▶ **Extracted data entries**

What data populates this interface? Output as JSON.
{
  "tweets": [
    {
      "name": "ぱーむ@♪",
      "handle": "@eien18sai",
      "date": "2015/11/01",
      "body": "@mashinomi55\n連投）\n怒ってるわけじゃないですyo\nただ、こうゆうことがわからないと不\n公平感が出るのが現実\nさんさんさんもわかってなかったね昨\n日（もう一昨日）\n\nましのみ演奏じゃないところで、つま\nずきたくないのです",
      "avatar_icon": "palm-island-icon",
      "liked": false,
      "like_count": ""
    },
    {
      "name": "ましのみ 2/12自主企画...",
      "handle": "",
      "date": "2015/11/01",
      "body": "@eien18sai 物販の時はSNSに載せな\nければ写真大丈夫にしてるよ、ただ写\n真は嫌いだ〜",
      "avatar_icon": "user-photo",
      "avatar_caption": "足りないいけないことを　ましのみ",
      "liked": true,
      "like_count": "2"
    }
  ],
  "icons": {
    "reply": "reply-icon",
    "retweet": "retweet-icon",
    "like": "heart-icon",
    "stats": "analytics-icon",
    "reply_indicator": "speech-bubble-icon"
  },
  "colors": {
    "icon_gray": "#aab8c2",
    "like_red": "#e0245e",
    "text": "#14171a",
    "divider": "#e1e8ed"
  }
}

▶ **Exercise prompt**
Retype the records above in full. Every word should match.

▶ **Answer for the task**
What data populates this interface? Output as JSON.
{
  "tweets": [
    {
      "name": "ぱーむ@♪",
      "handle": "@eien18sai",
      "date": "2015/11/01",
      "body": "@mashinomi55\n連投）\n怒ってるわけじゃないですyo\nただ、こうゆうことがわからないと不\n公平感が出るのが現実\nさんさんさんもわかってなかったね昨\n日（もう一昨日）\n\nましのみ演奏じゃないところで、つま\nずきたくないのです",
      "avatar_icon": "palm-island-icon",
      "liked": false,
      "like_count": ""
    },
    {
      "name": "ましのみ 2/12自主企画...",
      "handle": "",
      "date": "2015/11/01",
      "body": "@eien18sai 物販の時はSNSに載せな\nければ写真大丈夫にしてるよ、ただ写\n真は嫌いだ〜",
      "avatar_icon": "user-photo",
      "avatar_caption": "足りないいけないことを　ましのみ",
      "liked": true,
      "like_count": "2"
    }
  ],
  "icons": {
    "reply": "reply-icon",
    "retweet": "retweet-icon",
    "like": "heart-icon",
    "stats": "analytics-icon",
    "reply_indicator": "speech-bubble-icon"
  },
  "colors": {
    "icon_gray": "#aab8c2",
    "like_red": "#e0245e",
    "text": "#14171a",
    "divider": "#e1e8ed"
  }
}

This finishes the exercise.